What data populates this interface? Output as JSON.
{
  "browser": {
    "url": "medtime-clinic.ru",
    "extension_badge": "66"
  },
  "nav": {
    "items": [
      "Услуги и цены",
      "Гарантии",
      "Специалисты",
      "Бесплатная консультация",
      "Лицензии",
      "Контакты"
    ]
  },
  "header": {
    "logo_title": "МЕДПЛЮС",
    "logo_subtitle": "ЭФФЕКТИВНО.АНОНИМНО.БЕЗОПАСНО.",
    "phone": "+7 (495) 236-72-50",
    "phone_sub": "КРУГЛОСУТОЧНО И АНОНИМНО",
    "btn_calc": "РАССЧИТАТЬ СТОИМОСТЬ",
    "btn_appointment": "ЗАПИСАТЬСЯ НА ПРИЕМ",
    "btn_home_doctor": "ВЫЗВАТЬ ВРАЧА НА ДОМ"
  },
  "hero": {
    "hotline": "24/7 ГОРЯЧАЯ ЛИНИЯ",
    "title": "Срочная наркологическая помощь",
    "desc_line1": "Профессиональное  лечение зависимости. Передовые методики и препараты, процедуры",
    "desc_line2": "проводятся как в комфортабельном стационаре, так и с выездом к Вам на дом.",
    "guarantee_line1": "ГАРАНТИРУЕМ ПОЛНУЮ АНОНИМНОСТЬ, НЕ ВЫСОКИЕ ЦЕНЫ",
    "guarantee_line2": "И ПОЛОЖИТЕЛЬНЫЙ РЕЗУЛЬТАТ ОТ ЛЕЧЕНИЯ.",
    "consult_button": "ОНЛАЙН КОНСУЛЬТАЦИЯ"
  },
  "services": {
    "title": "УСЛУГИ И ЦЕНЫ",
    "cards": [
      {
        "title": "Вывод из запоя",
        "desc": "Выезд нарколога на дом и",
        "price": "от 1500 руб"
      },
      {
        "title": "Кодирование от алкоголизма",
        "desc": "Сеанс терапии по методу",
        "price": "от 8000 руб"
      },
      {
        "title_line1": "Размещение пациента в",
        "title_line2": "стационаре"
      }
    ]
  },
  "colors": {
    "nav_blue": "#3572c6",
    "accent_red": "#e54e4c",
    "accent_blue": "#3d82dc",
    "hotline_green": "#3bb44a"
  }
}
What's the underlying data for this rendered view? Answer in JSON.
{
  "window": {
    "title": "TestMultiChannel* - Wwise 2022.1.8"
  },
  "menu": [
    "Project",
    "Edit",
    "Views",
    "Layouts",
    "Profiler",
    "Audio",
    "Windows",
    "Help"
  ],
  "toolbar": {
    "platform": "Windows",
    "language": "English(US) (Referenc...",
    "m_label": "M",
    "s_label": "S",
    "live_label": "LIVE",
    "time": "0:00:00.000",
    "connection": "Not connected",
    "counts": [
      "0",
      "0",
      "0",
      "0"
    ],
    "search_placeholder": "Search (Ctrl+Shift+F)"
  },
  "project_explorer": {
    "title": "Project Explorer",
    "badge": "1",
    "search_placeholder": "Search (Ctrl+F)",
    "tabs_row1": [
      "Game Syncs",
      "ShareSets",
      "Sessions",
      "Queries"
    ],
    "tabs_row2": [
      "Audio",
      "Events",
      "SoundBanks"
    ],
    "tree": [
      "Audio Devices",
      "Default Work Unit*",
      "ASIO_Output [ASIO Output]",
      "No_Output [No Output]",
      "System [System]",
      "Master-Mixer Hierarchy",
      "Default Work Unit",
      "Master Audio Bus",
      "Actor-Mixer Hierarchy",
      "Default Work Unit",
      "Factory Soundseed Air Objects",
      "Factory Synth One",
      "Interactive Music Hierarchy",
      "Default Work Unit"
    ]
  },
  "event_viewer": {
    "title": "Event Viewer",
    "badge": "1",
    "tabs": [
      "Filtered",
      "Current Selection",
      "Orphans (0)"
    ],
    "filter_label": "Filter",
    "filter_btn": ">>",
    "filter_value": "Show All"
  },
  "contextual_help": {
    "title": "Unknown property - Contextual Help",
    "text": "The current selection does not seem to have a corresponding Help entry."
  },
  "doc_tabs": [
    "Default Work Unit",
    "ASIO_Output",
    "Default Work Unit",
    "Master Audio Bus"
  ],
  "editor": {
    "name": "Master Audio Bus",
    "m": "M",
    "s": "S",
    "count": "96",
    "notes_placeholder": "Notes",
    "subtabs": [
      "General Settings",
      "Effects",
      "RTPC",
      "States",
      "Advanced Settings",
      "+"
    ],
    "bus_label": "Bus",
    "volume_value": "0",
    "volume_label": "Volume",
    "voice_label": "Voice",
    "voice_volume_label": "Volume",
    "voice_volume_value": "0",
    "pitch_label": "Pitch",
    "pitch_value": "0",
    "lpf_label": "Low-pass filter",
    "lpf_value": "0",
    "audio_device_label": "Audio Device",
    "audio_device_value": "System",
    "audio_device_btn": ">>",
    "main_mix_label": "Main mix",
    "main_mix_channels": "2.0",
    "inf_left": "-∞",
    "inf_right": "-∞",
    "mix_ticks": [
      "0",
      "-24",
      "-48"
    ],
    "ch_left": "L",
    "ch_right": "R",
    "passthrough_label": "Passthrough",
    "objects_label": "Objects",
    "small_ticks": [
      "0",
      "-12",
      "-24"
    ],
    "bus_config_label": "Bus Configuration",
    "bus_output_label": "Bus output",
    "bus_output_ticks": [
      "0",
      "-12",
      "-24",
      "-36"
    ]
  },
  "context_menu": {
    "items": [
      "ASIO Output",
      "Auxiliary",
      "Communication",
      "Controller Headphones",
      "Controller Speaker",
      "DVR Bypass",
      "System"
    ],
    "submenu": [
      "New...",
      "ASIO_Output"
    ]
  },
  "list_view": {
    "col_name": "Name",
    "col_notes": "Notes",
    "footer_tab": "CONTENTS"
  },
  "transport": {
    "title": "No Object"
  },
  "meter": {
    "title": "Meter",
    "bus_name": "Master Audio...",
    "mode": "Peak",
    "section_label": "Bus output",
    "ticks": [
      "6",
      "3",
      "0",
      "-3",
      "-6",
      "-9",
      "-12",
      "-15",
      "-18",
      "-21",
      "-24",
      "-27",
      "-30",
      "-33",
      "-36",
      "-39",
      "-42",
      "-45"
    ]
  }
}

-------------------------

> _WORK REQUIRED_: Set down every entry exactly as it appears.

> _COMPLETED EXERCISE_:
What data populates this interface? Output as JSON.
{
  "browser": {
    "url": "medtime-clinic.ru",
    "extension_badge": "66"
  },
  "nav": {
    "items": [
      "Услуги и цены",
      "Гарантии",
      "Специалисты",
      "Бесплатная консультация",
      "Лицензии",
      "Контакты"
    ]
  },
  "header": {
    "logo_title": "МЕДПЛЮС",
    "logo_subtitle": "ЭФФЕКТИВНО.АНОНИМНО.БЕЗОПАСНО.",
    "phone": "+7 (495) 236-72-50",
    "phone_sub": "КРУГЛОСУТОЧНО И АНОНИМНО",
    "btn_calc": "РАССЧИТАТЬ СТОИМОСТЬ",
    "btn_appointment": "ЗАПИСАТЬСЯ НА ПРИЕМ",
    "btn_home_doctor": "ВЫЗВАТЬ ВРАЧА НА ДОМ"
  },
  "hero": {
    "hotline": "24/7 ГОРЯЧАЯ ЛИНИЯ",
    "title": "Срочная наркологическая помощь",
    "desc_line1": "Профессиональное  лечение зависимости. Передовые методики и препараты, процедуры",
    "desc_line2": "проводятся как в комфортабельном стационаре, так и с выездом к Вам на дом.",
    "guarantee_line1": "ГАРАНТИРУЕМ ПОЛНУЮ АНОНИМНОСТЬ, НЕ ВЫСОКИЕ ЦЕНЫ",
    "guarantee_line2": "И ПОЛОЖИТЕЛЬНЫЙ РЕЗУЛЬТАТ ОТ ЛЕЧЕНИЯ.",
    "consult_button": "ОНЛАЙН КОНСУЛЬТАЦИЯ"
  },
  "services": {
    "title": "УСЛУГИ И ЦЕНЫ",
    "cards": [
      {
        "title": "Вывод из запоя",
        "desc": "Выезд нарколога на дом и",
        "price": "от 1500 руб"
      },
      {
        "title": "Кодирование от алкоголизма",
        "desc": "Сеанс терапии по методу",
        "price": "от 8000 руб"
      },
      {
        "title_line1": "Размещение пациента в",
        "title_line2": "стационаре"
      }
    ]
  },
  "colors": {
    "nav_blue": "#3572c6",
    "accent_red": "#e54e4c",
    "accent_blue": "#3d82dc",
    "hotline_green": "#3bb44a"
  }
}
What's the underlying data for this rendered view? Answer in JSON.
{
  "window": {
    "title": "TestMultiChannel* - Wwise 2022.1.8"
  },
  "menu": [
    "Project",
    "Edit",
    "Views",
    "Layouts",
    "Profiler",
    "Audio",
    "Windows",
    "Help"
  ],
  "toolbar": {
    "platform": "Windows",
    "language": "English(US) (Referenc...",
    "m_label": "M",
    "s_label": "S",
    "live_label": "LIVE",
    "time": "0:00:00.000",
    "connection": "Not connected",
    "counts": [
      "0",
      "0",
      "0",
      "0"
    ],
    "search_placeholder": "Search (Ctrl+Shift+F)"
  },
  "project_explorer": {
    "title": "Project Explorer",
    "badge": "1",
    "search_placeholder": "Search (Ctrl+F)",
    "tabs_row1": [
      "Game Syncs",
      "ShareSets",
      "Sessions",
      "Queries"
    ],
    "tabs_row2": [
      "Audio",
      "Events",
      "SoundBanks"
    ],
    "tree": [
      "Audio Devices",
      "Default Work Unit*",
      "ASIO_Output [ASIO Output]",
      "No_Output [No Output]",
      "System [System]",
      "Master-Mixer Hierarchy",
      "Default Work Unit",
      "Master Audio Bus",
      "Actor-Mixer Hierarchy",
      "Default Work Unit",
      "Factory Soundseed Air Objects",
      "Factory Synth One",
      "Interactive Music Hierarchy",
      "Default Work Unit"
    ]
  },
  "event_viewer": {
    "title": "Event Viewer",
    "badge": "1",
    "tabs": [
      "Filtered",
      "Current Selection",
      "Orphans (0)"
    ],
    "filter_label": "Filter",
    "filter_btn": ">>",
    "filter_value": "Show All"
  },
  "contextual_help": {
    "title": "Unknown property - Contextual Help",
    "text": "The current selection does not seem to have a corresponding Help entry."
  },
  "doc_tabs": [
    "Default Work Unit",
    "ASIO_Output",
    "Default Work Unit",
    "Master Audio Bus"
  ],
  "editor": {
    "name": "Master Audio Bus",
    "m": "M",
    "s": "S",
    "count": "96",
    "notes_placeholder": "Notes",
    "subtabs": [
      "General Settings",
      "Effects",
      "RTPC",
      "States",
      "Advanced Settings",
      "+"
    ],
    "bus_label": "Bus",
    "volume_value": "0",
    "volume_label": "Volume",
    "voice_label": "Voice",
    "voice_volume_label": "Volume",
    "voice_volume_value": "0",
    "pitch_label": "Pitch",
    "pitch_value": "0",
    "lpf_label": "Low-pass filter",
    "lpf_value": "0",
    "audio_device_label": "Audio Device",
    "audio_device_value": "System",
    "audio_device_btn": ">>",
    "main_mix_label": "Main mix",
    "main_mix_channels": "2.0",
    "inf_left": "-∞",
    "inf_right": "-∞",
    "mix_ticks": [
      "0",
      "-24",
      "-48"
    ],
    "ch_left": "L",
    "ch_right": "R",
    "passthrough_label": "Passthrough",
    "objects_label": "Objects",
    "small_ticks": [
      "0",
      "-12",
      "-24"
    ],
    "bus_config_label": "Bus Configuration",
    "bus_output_label": "Bus output",
    "bus_output_ticks": [
      "0",
      "-12",
      "-24",
      "-36"
    ]
  },
  "context_menu": {
    "items": [
      "ASIO Output",
      "Auxiliary",
      "Communication",
      "Controller Headphones",
      "Controller Speaker",
      "DVR Bypass",
      "System"
    ],
    "submenu": [
      "New...",
      "ASIO_Output"
    ]
  },
  "list_view": {
    "col_name": "Name",
    "col_notes": "Notes",
    "footer_tab": "CONTENTS"
  },
  "transport": {
    "title": "No Object"
  },
  "meter": {
    "title": "Meter",
    "bus_name": "Master Audio...",
    "mode": "Peak",
    "section_label": "Bus output",
    "ticks": [
      "6",
      "3",
      "0",
      "-3",
      "-6",
      "-9",
      "-12",
      "-15",
      "-18",
      "-21",
      "-24",
      "-27",
      "-30",
      "-33",
      "-36",
      "-39",
      "-42",
      "-45"
    ]
  }
}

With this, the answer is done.